Is there a Robert Kiyosaki, EST, Money and You connection?
Read on and see:
[b:de7686e078]Poor Man's Prophet Robert Kiyosaki, author of Rich Dad, Poor Dad says that everything you've been told about money is a lie. Is his vision setting us on the right track--or is it just more financial snake oil?
By Peter Carbonara with Joan Caplin
January 1, 2003[/b:de7686e078]
From CNN Money:
"I'm a real estate guy," is how Kiyosaki responds when asked what his profession is. But he's also been in another business--motivational speaking--for more than 20 years, though this fact gets only a passing mention in Rich Dad. He began lecturing and leading seminars in the early 1980s, when he was first a student and then an instructor with a San Diego outfit now called Excellerated Business Schools. It offered (and still does) a 3 1/2-day program called Money and You, the creation of an attorney named Marshall Thurber who is a protege of Werner Erhard, founder of EST.
During the 1970s EST was a prominent and controversial part of the American cultural landscape. Enthusiastic graduates say it improved their lives by forcing them to break with old habits and ways of thinking; others say it was an authoritarian cult that charged them money for the privilege of being publicly browbeaten for failing to "get it."

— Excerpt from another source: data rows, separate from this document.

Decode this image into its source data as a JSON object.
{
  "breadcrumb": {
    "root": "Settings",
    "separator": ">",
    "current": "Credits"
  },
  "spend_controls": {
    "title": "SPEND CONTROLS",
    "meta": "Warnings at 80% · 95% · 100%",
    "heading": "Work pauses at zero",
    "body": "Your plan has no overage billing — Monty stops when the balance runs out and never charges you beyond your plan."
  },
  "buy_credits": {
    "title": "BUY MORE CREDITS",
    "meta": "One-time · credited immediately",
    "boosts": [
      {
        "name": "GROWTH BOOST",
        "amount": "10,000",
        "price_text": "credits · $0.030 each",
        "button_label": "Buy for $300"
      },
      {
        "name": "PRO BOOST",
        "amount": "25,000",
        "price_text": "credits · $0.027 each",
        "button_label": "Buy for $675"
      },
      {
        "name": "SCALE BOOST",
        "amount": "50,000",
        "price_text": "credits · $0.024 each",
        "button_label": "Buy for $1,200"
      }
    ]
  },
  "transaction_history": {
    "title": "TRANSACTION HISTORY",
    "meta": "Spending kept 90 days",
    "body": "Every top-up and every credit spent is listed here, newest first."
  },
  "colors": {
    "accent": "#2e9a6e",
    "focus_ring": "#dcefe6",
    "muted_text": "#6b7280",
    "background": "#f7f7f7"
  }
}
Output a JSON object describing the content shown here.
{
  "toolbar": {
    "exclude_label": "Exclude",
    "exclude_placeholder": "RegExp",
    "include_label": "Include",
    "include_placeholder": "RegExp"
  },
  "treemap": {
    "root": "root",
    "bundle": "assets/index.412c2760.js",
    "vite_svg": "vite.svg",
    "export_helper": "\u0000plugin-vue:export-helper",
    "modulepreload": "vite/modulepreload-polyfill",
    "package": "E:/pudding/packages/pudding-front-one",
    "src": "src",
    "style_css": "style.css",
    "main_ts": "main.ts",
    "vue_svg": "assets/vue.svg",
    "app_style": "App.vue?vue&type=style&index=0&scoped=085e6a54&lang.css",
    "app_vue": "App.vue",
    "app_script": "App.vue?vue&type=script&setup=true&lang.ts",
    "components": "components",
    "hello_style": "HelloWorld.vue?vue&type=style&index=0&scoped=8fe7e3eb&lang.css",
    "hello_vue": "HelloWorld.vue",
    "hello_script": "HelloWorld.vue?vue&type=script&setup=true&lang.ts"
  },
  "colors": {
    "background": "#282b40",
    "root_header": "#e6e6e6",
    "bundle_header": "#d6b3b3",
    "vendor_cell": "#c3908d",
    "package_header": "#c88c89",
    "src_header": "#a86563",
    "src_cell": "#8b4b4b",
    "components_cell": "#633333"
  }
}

Thurber built some EST ideas and techniques (as well as some of those of Erhard's sometime collaborator, the engineer and social theorist Buckminster Fuller) into his Money and You program, including unconventional "accelerated" learning techniques that involved games. Kiyosaki, who did EST training himself in 1974, was "a very, very good student," according to Thurber. In 1984 Thurber left the operation in the hands of Kiyosaki and a woman named D.C. Cordova. Together they expanded the business, bringing Money and You as far afield as Australia, where it found a ready audience that included the Fire Brigade of New South Wales, which sent its managers to take the course.
Everything was going fine until October 1993, when an Australian TV news magazine called Four Corners aired a report on Money and You. The main focus was on an Australian attorney who said that after taking the course his life had become a shambles, his business ruined, his marriage wrecked. Other graduates of the program were taped saying they'd been disturbed by learning techniques like the Blocks Game, an exercise in which participants competed to model abstractions like "trust" using only children's building blocks. The game could go on for hours and frustrations could run high. "We got to a stage where virtually everybody in the hall at one stage was crying," one participant told Four Corners. "Some of them were on the verge of a nervous breakdown.... You start losing sight of your own values and your own convictions."